_Exercise material_.
▼

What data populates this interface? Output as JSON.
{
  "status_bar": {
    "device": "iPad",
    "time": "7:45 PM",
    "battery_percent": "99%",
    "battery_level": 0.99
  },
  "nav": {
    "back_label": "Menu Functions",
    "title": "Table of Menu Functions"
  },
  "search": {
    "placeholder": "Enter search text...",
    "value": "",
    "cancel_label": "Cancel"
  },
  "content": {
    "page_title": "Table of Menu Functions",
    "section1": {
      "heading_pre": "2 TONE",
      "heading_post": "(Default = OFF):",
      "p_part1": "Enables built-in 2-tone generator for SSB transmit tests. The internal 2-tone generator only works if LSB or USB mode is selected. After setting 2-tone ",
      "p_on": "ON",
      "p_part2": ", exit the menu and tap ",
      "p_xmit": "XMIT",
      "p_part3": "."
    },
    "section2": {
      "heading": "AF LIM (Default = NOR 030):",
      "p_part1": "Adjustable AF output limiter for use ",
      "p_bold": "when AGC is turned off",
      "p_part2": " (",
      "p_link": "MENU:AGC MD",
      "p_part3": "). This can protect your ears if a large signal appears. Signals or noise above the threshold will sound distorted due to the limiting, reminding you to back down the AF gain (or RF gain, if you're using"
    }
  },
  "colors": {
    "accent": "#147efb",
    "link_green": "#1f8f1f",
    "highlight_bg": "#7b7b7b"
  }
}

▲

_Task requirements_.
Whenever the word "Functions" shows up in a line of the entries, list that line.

_Reply_.
    "back_label": "Menu Functions",
    "title": "Table of Menu Functions"
    "page_title": "Table of Menu Functions",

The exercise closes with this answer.